Hunter High School is an extremely selective exam school in New York City, recently the subject of some attention because a student speaker at graduation, upset about the racial/ethnic mix of students there, said:

“If you truly believe that the demographics of Hunter represent the distribution of intelligence in this city, then you must believe that the Upper West Side, Bayside and Flushing are intrinsically more intelligent than the South Bronx, Bedford-Stuyvesant and Washington Heights, and I refuse to accept that.”

In a related thread on the blog KitchTableMath, commenter Crimson Wife said:

Richard Nisbett has a long discussion about race & IQ in his book Intelligence and How to Get It. He makes a convincing argument that the differences are mostly environmental (which can be changed) rather than genetic (which obviously can’t). If it were genetic, then IQ in blacks would be positively correlated the degree of white ancestry- and it isn’t.

Well, it is, but never mind. The broader point is that Nisbett is a spirited defender of the politically correct view that racial disparities in IQ result primarily from differences in children’s environments. The implication is that these disparities will mostly vanish if environments become more similar.

That’s more wishful thinking than argument, and it’s “convincing” only to those who already agree with Nisbett’s thesis. But it’s too vast a subject to settle here, so let me just offer a couple of links.

In a May 2009 working paper, J. Philippe Rushton and Arthur Jensen critique Nisbett’s book point by point. If you agree with Nisbett, you won’t agree with them, and vice versa, but if you’re going to write about these things you ought to be familiar with arguments on both sides.

About five years ago, Jensen and Rushton published a paper, “Thirty years of research on race differences in cognitive ability,” Psychology, Public Policy, and Law, 11, 235-294. They do not claim that environment plays no role in cognitive ability — indeed, no one has ever claimed that, as far as they know. Their much more modest claim, that the effect of heredity is greater than zero, is radioactive enough. Remember that Nobel laureate James Watson was hounded from his position for much milder comments, and he didn’t even mention heredity.

That’s one reason so few researchers risk working in this area. But both Rushton and Jensen have already survived that gantlet — Jensen more than 40 years ago — so they have nothing further to fear.

I should add the disclosure that I am slightly acquainted with both men, and admire them, their work, and their determination.
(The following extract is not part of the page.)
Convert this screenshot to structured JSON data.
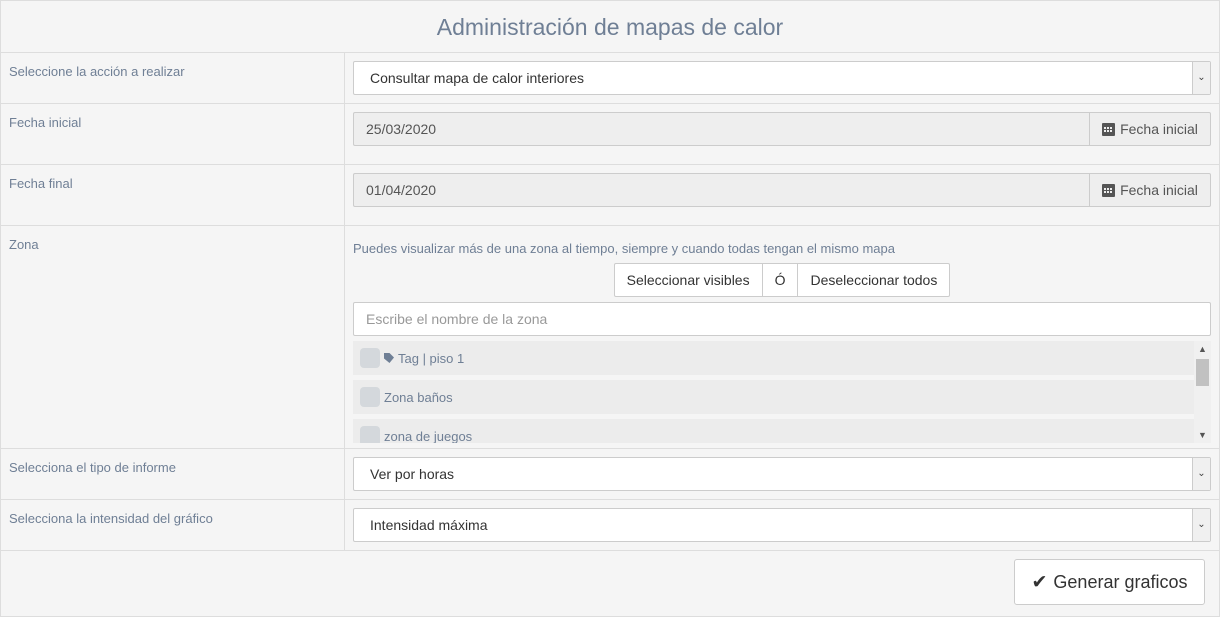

Posted in Education, Politics, Science and technology | 1 Comment